Scan each line of the entries below for the word "after" and count the ones where it appears. The answer is that number alone.

>>>>>

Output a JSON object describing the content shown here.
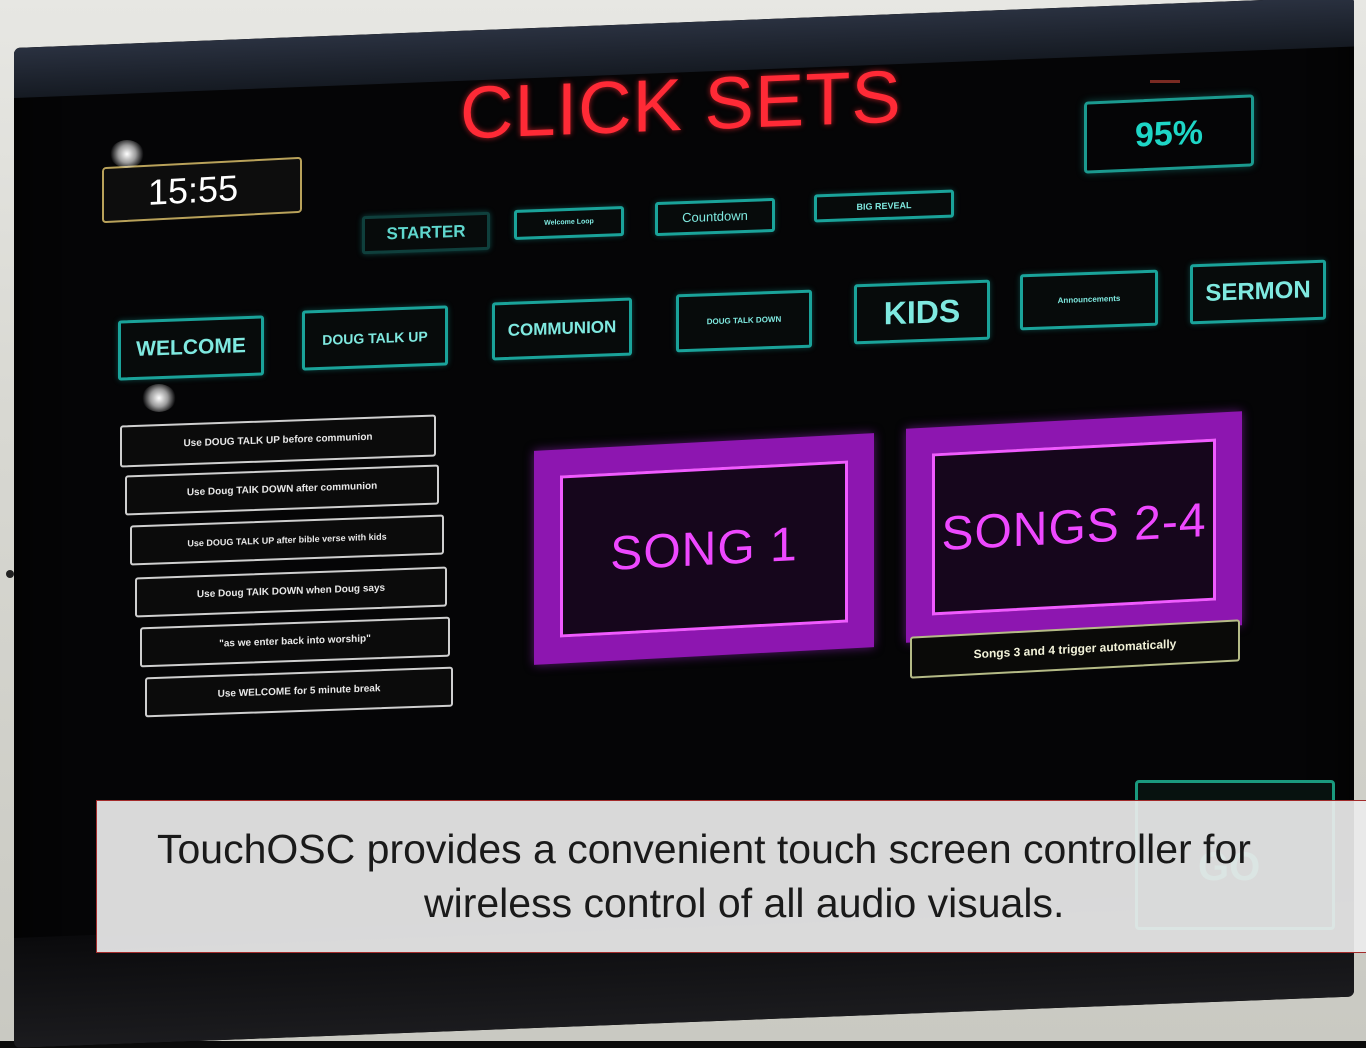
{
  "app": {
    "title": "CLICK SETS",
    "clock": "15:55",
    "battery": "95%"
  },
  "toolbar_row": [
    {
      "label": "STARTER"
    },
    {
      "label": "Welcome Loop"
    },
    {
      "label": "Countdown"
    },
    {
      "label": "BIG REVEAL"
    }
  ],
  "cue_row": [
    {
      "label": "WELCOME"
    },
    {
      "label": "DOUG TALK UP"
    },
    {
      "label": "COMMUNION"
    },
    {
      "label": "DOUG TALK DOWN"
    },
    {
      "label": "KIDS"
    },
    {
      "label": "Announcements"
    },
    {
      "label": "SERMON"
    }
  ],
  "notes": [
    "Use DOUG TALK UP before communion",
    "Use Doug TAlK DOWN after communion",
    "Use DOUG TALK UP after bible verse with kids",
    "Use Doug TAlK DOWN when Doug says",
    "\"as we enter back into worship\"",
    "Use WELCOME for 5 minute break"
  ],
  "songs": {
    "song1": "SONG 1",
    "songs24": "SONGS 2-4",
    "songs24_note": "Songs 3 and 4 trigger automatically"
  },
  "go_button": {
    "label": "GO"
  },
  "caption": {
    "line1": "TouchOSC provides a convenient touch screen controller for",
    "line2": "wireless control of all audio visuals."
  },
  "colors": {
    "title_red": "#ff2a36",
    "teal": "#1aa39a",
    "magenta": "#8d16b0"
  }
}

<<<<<

▶ **Solution for this problem**:
2